Governments try to ban alien invaders
When foreign plants and creatures arrive in a country they can do great damage to the environment. Governments are trying to stop them. But should we be interfering with nature at all?
Less than five years ago they came on ships from the Black Sea. They entered Britain’s rivers and canals, killing many types of fish and spreading deadly parasites. Carried by unsuspecting anglers, they are now rapidly colonising the country’s freshwater. This dangerous alien is a crustacean, the ‘demon shrimp’, and environmentalists say we should be very afraid.
It is just one of 1,875 non-native species found in the UK in 2012, 282 of which are ‘invasive’ and threaten native species and delicate ecosystems. MPs have warned that the current UK laws to deal with them don’t work. The European Union has now drawn up a list of dangerous species threatening its members and placed a ban on owning, transporting, selling or growing them.
Experts say that many insects, plants and animals worldwide are threatened with extinction by foreign rivals who are arriving faster than ever. The North American signal crayfish has caused a rapid decline in the British variety. Japanese knotweed is overwhelming native plants as well as destroying buildings and roads. In just ten years, the imported Asian harlequin ladybird has wiped out almost half of its British cousins. The bill for all the damage done runs into billions every year.
Trying to control new species is often a losing battle. Some eventually become accepted, like the grey squirrel which arrived in the UK from the US in the 19th century bringing diseases that devastated the native red squirrel.
Some biologists say this process is simply ‘survival of the fittest’ and it is foolish for humans to try to intervene. They note that mankind has always moved plants and animals around the world for its advantage. Horses were introduced to the Americas in the 16th century and potatoes and tomatoes brought back to Europe. Once coffee only grew in Africa, now it is cultivated in over 70 countries. Tea and rubber plants have also travelled far beyond their original homes.
Global shipping allows species to move further and faster than ever before. Does it make sense to try to keep out invaders? Is it even possible?
Some say that nature is always evolving and we should not oppose it. Humans are naturally conservative and are frightened by change, but now that Britain is used to grey squirrels, for example, few people see them as a pest.
Yet others think that this side-effect of global trade is altering ecosystems that have taken thousands of years to create and are easily overwhelmed.
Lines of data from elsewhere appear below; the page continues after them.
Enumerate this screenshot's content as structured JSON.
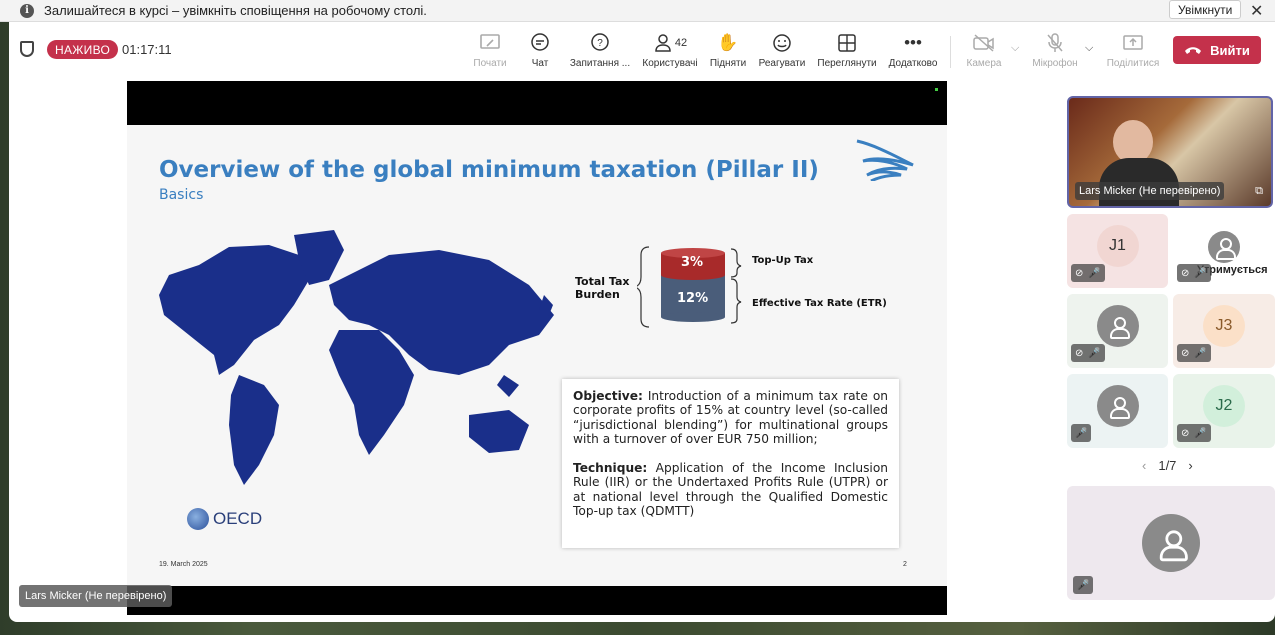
{
  "notification": {
    "text": "Залишайтеся в курсі – увімкніть сповіщення на робочому столі.",
    "enable_label": "Увімкнути"
  },
  "toolbar": {
    "live_label": "НАЖИВО",
    "timer": "01:17:11",
    "start_label": "Почати",
    "chat_label": "Чат",
    "qa_label": "Запитання ...",
    "users_label": "Користувачі",
    "users_count": "42",
    "raise_label": "Підняти",
    "react_label": "Реагувати",
    "view_label": "Переглянути",
    "more_label": "Додатково",
    "camera_label": "Камера",
    "mic_label": "Мікрофон",
    "share_label": "Поділитися",
    "leave_label": "Вийти"
  },
  "slide": {
    "title": "Overview of the global minimum taxation (Pillar II)",
    "subtitle": "Basics",
    "total_tax_label": "Total Tax Burden",
    "topup_pct": "3%",
    "etr_pct": "12%",
    "topup_label": "Top-Up Tax",
    "etr_label": "Effective Tax Rate (ETR)",
    "objective_heading": "Objective:",
    "objective_text": " Introduction of a minimum tax rate on corporate profits of 15% at country level (so-called “jurisdictional blending”) for multinational groups with a turnover of over EUR 750 million;",
    "technique_heading": "Technique:",
    "technique_text": " Application of the Income Inclusion Rule (IIR) or the Undertaxed Profits Rule (UTPR) or at national level through the Qualified Domestic Top-up tax (QDMTT)",
    "oecd_text": "OECD",
    "date": "19. March 2025",
    "page_num": "2"
  },
  "presenter_name": "Lars Micker (Не перевірено)",
  "participants": {
    "speaker_name": "Lars Micker (Не перевірено)",
    "j1": "J1",
    "j2": "J2",
    "j3": "J3",
    "hold_label": "Утримується",
    "pager": "1/7"
  },
  "colors": {
    "live": "#c4314b",
    "leave": "#c4314b",
    "title": "#3a7fc0",
    "map": "#1a2f8a"
  }
}
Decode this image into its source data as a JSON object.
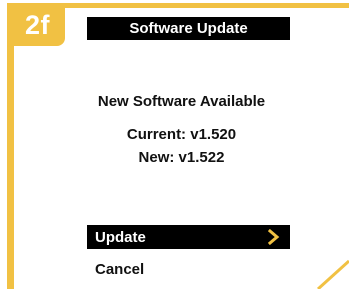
{
  "step": {
    "label": "2f"
  },
  "screen": {
    "title": "Software Update",
    "heading": "New Software Available",
    "current_line": "Current: v1.520",
    "new_line": "New: v1.522"
  },
  "menu": {
    "items": [
      {
        "label": "Update",
        "selected": true,
        "icon": "chevron-right-icon"
      },
      {
        "label": "Cancel",
        "selected": false
      }
    ]
  },
  "colors": {
    "frame": "#f1c143",
    "title_bar": "#000000",
    "selected_item": "#000000",
    "chevron": "#f1c143"
  }
}
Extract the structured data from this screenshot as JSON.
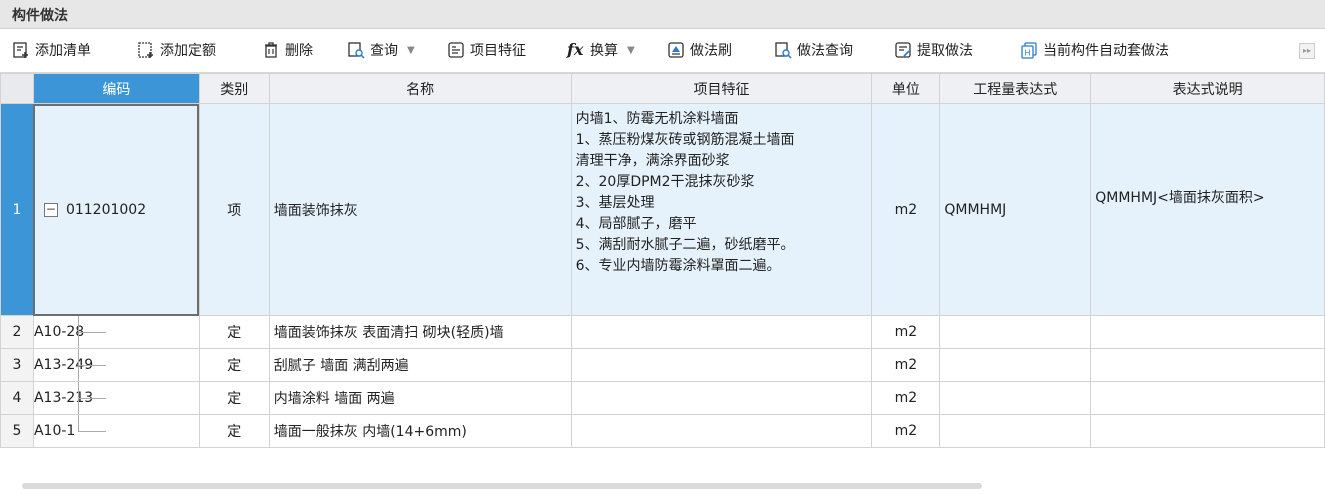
{
  "panel": {
    "title": "构件做法"
  },
  "toolbar": {
    "items": [
      {
        "label": "添加清单",
        "icon": "add-list-icon"
      },
      {
        "label": "添加定额",
        "icon": "add-quota-icon"
      },
      {
        "label": "删除",
        "icon": "trash-icon"
      },
      {
        "label": "查询",
        "icon": "query-icon",
        "dropdown": true
      },
      {
        "label": "项目特征",
        "icon": "feature-icon"
      },
      {
        "label": "换算",
        "icon": "fx-icon",
        "dropdown": true
      },
      {
        "label": "做法刷",
        "icon": "brush-icon"
      },
      {
        "label": "做法查询",
        "icon": "method-query-icon"
      },
      {
        "label": "提取做法",
        "icon": "extract-icon"
      },
      {
        "label": "当前构件自动套做法",
        "icon": "auto-apply-icon"
      }
    ]
  },
  "table": {
    "headers": [
      "编码",
      "类别",
      "名称",
      "项目特征",
      "单位",
      "工程量表达式",
      "表达式说明"
    ],
    "rows": [
      {
        "num": "1",
        "code": "011201002",
        "type": "项",
        "name": "墙面装饰抹灰",
        "features": [
          "内墙1、防霉无机涂料墙面",
          "1、蒸压粉煤灰砖或钢筋混凝土墙面",
          "清理干净，满涂界面砂浆",
          "2、20厚DPM2干混抹灰砂浆",
          "3、基层处理",
          "4、局部腻子，磨平",
          "5、满刮耐水腻子二遍，砂纸磨平。",
          "6、专业内墙防霉涂料罩面二遍。"
        ],
        "unit": "m2",
        "expr": "QMMHMJ",
        "desc": "QMMHMJ<墙面抹灰面积>"
      },
      {
        "num": "2",
        "code": "A10-28",
        "type": "定",
        "name": "墙面装饰抹灰 表面清扫 砌块(轻质)墙",
        "unit": "m2",
        "expr": "",
        "desc": ""
      },
      {
        "num": "3",
        "code": "A13-249",
        "type": "定",
        "name": "刮腻子 墙面 满刮两遍",
        "unit": "m2",
        "expr": "",
        "desc": ""
      },
      {
        "num": "4",
        "code": "A13-213",
        "type": "定",
        "name": "内墙涂料 墙面 两遍",
        "unit": "m2",
        "expr": "",
        "desc": ""
      },
      {
        "num": "5",
        "code": "A10-1",
        "type": "定",
        "name": "墙面一般抹灰 内墙(14+6mm)",
        "unit": "m2",
        "expr": "",
        "desc": ""
      }
    ]
  }
}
Rabbits introduced to Australia in the 18th century are now an enormous pest causing millions of dollars of damage to crops every year. We must have stronger international controls to prevent such irreversible disasters.
- Should we try to control the movement of species?
- ‘We only care about controlling species when we find them ugly.’ Do you agree?
- In pairs, watch the BBC video on ‘killer’ shrimp in ‘Become an expert’, then design a poster warning river users about their danger and how to look out for them.
- Using Carl Zimmer’s piece in ‘Become an expert’, list three ways non-native species can benefit an ecosystem and three ways in which they can be harmful.
Some People Say...
“Mankind is like a gardener who plants weeds with the flowers and puts snails among the vegetables.”
What do you think?
Q & A
- I don’t care about wildlife.
- Changes to the ecosystem could have catastrophic knock-on effects. Bees are vital for pollinating crops to feed us, but their numbers are decreasing. To make matters worse, some environmentalists fear that Asian hornets, which are four times larger than bees, might arrive in Britain and further decimate the population. They are already in France, where they killed five people last year.
- What stops species from spreading anywhere?
- The migration of species is limited to areas where everything in the environment is right for them to survive. Normally predators evolve which keeps the numbers of a species in check. However, if a species is suddenly introduced into a new environment without predators it can increase rapidly.
- A parasite is a species which depends for its survival on another species without doing it any good. Fleas need dogs, but dogs certainly don’t need fleas.
- A group of creatures which includes crabs, lobsters, prawns and shrimps.
- Natives belong to a region, non-natives come from elsewhere.
- Controlling invasive species can prove very difficult. In the 19th century Europeans introduced rats to Macquarie Island in Australia which thrived due to a lack of predators. Cats were introduced to solve the problem, but they decimated the native birds. When the cats were exterminated, rabbit numbers exploded, damaging vegetation.
- A law from the 1930s said that anyone who found a grey squirrel in their garden must report it to the authorities so that it can be exterminated. Last month, ministers admitted defeat and finally repealed it.
- The phrase, which Darwin incorporated into the fifth edition of On the Origin of Species, refers to species with the traits that are most likely to help them survive and prosper in their environment.
- Today Brazil is the world’s largest producer of coffee, followed by Vietnam.